[[ Working data, beginning ]]

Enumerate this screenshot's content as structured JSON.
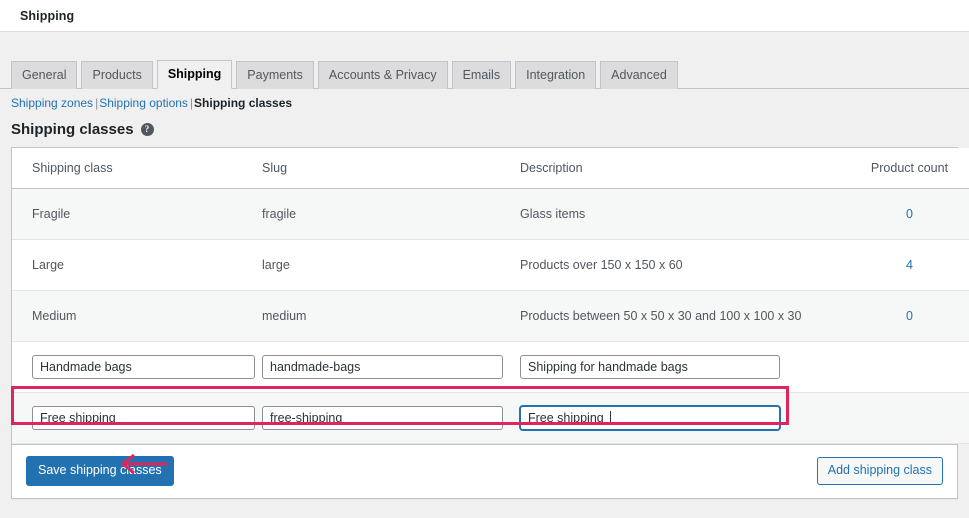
{
  "window": {
    "title": "Shipping"
  },
  "nav_tabs": [
    {
      "label": "General",
      "active": false
    },
    {
      "label": "Products",
      "active": false
    },
    {
      "label": "Shipping",
      "active": true
    },
    {
      "label": "Payments",
      "active": false
    },
    {
      "label": "Accounts & Privacy",
      "active": false
    },
    {
      "label": "Emails",
      "active": false
    },
    {
      "label": "Integration",
      "active": false
    },
    {
      "label": "Advanced",
      "active": false
    }
  ],
  "subnav": {
    "items": [
      {
        "label": "Shipping zones",
        "current": false
      },
      {
        "label": "Shipping options",
        "current": false
      },
      {
        "label": "Shipping classes",
        "current": true
      }
    ],
    "separator": "|"
  },
  "heading": {
    "title": "Shipping classes",
    "help_icon": "help-icon",
    "help_glyph": "?"
  },
  "table": {
    "columns": [
      "Shipping class",
      "Slug",
      "Description",
      "Product count"
    ],
    "rows": [
      {
        "name": "Fragile",
        "slug": "fragile",
        "description": "Glass items",
        "count": "0"
      },
      {
        "name": "Large",
        "slug": "large",
        "description": "Products over 150 x 150 x 60",
        "count": "4"
      },
      {
        "name": "Medium",
        "slug": "medium",
        "description": "Products between 50 x 50 x 30 and 100 x 100 x 30",
        "count": "0"
      }
    ],
    "input_rows": [
      {
        "name": {
          "value": "Handmade bags",
          "placeholder": ""
        },
        "slug": {
          "value": "handmade-bags",
          "placeholder": ""
        },
        "description": {
          "value": "Shipping for handmade bags",
          "placeholder": ""
        },
        "count": "",
        "focused_field": "",
        "highlighted": false
      },
      {
        "name": {
          "value": "Free shipping",
          "placeholder": ""
        },
        "slug": {
          "value": "free-shipping",
          "placeholder": ""
        },
        "description": {
          "value": "Free shipping",
          "placeholder": ""
        },
        "count": "",
        "focused_field": "description",
        "highlighted": true
      }
    ]
  },
  "footer": {
    "save_label": "Save shipping classes",
    "add_label": "Add shipping class"
  },
  "annotations": {
    "highlight_color": "#e0245e",
    "arrow_color": "#e0245e",
    "arrow_direction": "left",
    "arrow_target": "Save shipping classes"
  },
  "colors": {
    "accent": "#2271b1",
    "page_bg": "#f0f0f1",
    "panel_bg": "#ffffff",
    "row_alt_bg": "#f6f7f7",
    "border": "#c3c4c7"
  }
}
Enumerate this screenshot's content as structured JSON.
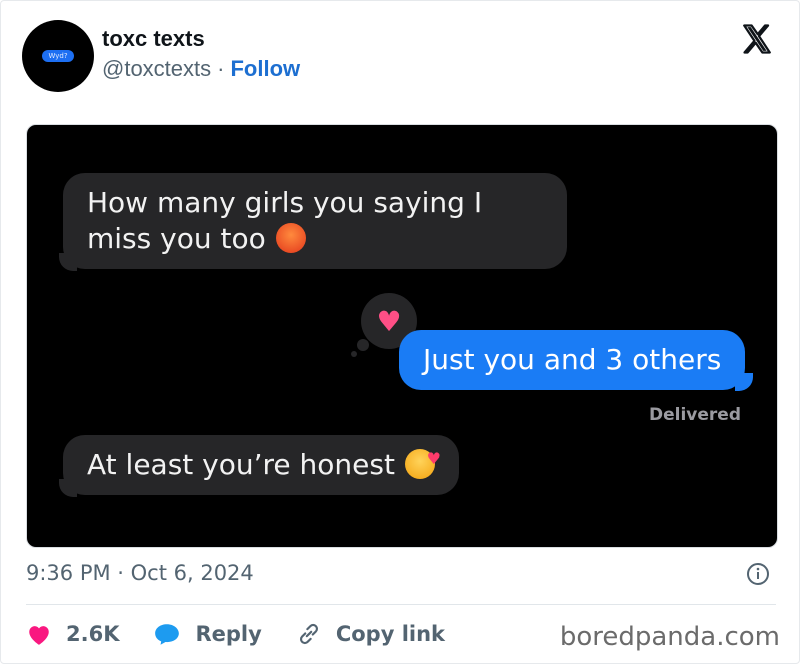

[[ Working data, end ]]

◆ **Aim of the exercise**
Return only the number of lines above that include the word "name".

◆ **Answer for the task**
5